By L. KENT WOLGAMOTT
Lincoln Journal Star
Mar 23, 2007
Last month, the Soweto Gospel Choir won the traditional world music Grammy Award for “Blessed,” a recognition that both surprised and thrilled the 26-member South African group.
“We’re so excited about that,” said Sipokazi Luzipo, who serves as the choir’s narrator. “I’m so happy. It’s a payoff for all our hard work.”
The Grammy is also a recognition of the choir’s uplifting, harmony-filled mixture of traditional gospel numbers, Western pop and South African sounds. Powered by brilliant soloists and beautiful arrangements, the choir sings in six different languages, including Zulu and Afrikaans. Given the fact that South Africa has 11 languages, six isn’t that many, Luzipo said with a laugh.
And she said those who come to see the choir give one of its renowned performances Saturday at the Lied Center for Performing Arts needn’t worry about not understanding all the lyrics coming from the stage.
“Music is a universal language,” she said. “It reaches down to the heart and the soul, even though they don’t know the words. I think, just sit back and enjoy. There’s so much for them in our concert, so much going on on stage. Just sit down, listen to the sound and get into the music. You don’t need to understand all the words to get the feeling.”

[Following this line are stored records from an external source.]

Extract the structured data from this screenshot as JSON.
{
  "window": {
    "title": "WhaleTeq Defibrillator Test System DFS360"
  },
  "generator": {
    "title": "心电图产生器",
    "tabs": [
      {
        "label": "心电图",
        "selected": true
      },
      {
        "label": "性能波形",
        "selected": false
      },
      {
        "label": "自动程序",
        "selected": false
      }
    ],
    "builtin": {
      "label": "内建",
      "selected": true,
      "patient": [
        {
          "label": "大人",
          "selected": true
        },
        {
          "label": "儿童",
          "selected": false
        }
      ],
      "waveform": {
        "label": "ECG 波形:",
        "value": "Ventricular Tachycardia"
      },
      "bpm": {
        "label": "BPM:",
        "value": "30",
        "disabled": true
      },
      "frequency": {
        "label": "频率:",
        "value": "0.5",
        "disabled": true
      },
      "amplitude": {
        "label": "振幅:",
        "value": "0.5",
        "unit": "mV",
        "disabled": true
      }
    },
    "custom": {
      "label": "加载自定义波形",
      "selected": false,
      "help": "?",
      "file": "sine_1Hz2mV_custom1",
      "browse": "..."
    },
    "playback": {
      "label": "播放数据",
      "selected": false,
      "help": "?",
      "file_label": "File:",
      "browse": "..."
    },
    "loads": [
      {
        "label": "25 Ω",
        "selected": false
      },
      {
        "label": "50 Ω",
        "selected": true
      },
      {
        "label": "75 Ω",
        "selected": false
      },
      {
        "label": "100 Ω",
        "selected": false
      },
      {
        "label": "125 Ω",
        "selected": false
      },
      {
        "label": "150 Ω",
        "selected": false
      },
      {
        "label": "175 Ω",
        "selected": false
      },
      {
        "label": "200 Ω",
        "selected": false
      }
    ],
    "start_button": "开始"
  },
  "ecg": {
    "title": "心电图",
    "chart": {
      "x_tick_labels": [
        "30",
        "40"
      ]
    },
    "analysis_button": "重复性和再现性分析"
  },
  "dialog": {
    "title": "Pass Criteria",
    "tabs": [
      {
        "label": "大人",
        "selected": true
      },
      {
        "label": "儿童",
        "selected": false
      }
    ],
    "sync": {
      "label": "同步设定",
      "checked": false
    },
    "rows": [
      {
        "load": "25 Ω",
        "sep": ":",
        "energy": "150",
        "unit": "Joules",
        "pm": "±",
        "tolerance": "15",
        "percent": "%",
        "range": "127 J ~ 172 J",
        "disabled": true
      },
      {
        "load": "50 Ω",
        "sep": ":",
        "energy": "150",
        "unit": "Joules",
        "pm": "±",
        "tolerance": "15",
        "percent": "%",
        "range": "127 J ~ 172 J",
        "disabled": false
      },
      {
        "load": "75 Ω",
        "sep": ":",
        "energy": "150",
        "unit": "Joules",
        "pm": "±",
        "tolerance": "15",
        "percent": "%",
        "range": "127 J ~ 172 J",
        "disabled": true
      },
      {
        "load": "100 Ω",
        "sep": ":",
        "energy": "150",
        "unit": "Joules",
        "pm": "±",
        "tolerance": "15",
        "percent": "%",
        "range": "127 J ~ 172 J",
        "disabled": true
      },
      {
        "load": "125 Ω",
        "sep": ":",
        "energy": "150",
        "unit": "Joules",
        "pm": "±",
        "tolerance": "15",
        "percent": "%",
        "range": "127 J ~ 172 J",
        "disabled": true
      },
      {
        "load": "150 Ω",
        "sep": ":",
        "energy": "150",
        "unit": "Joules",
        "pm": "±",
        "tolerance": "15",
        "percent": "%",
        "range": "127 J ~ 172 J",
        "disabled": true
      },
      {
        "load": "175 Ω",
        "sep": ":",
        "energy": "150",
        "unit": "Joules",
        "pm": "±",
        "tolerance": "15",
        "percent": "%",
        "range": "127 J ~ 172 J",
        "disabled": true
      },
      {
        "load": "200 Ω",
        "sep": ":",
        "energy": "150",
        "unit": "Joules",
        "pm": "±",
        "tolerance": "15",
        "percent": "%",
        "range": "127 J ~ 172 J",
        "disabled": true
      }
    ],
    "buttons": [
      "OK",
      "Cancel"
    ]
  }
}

That said, Luzipo said, the words the choir sings are important, regardless of the language or the musical style in which they are presented.
“Most of the time, it’s about the lyrics — what kind of message do the songs convey?” she said. “Can the choir carry that through the song?”
Those messages can be religious, exactly what is expected from gospel, but they also can be social, as on the choir’s cover of U2’s “One.” Recorded at the 46664 concert in South Africa, which was part of Nelson Mandela’s AIDS Awareness Campaign, “One” features Bono on a soaring lead vocal and is one of the most striking tracks on “African Spirit,” the group’s new album.
A testimony to the choir’s versatility, “African Spirit” leads into “One” with “Africa,” a traditional song down in the familiar South African township jive style, and also features covers of a pair of Bob Dylan songs, “I’ll Remember You” and “Forever Young,” along with the reggae gospel of “River of Babylon.”
Those combinations are brought together on “Avulekile Amasango/One Love,” with township jive melding into the Bob Marley classic and “Sitting in Limbo/This Little Light of Mine,” a combination of a Jimmy Cliff reggae number and the traditional gospel song.
The Soweto Gospel Choir has grown into a world music powerhouse in a relatively short period of time. It was created in 2002 by executive producer Beverly Bryer and David Mulovhedzi, who serves as the choir’s director. It’s first U.S. recording, “Voices From Heaven,” went to No. 1 on the Billboard World Music charts, and the group made its first triumphant
North American tour.
“Blessed” remains on the world music chart more than a year after its release, and it’s joined in the top 10 by “African Spirit,” an indicator of the choir’s popularity.
The choir is now in the middle of a 47-city U.S. tour that wraps up in Texas at the end of April. Every review of the choir’s concerts has been positive, and most are raves, praising the spirituality, joy and vibrancy of the performances that combine singing with some dancing.
The shows are put together in South Africa and well rehearsed before hitting the road, Luzipo said. And they’re just as joyous and uplifting for the performers as they are for the audience.
“For me, personally, I come from a Christian background,” she said. “Gospel is a big part of who we are as South Africans. For me, when I am on stage, it is a joy and a blessing. I love the kind of performances we do.”
Luzipo said that she hopes the audience takes a message away from Saturday’s concert that goes beyond the specifics of any song and touches on the culture and country that the singers call home.
“It will be a celebration of life from South Africa,” she said. “A celebration of life in South Africa after the liberation (from apartheid), of the beauty of South Africa, celebrating everything we’ve become. It is a really beautiful thing.”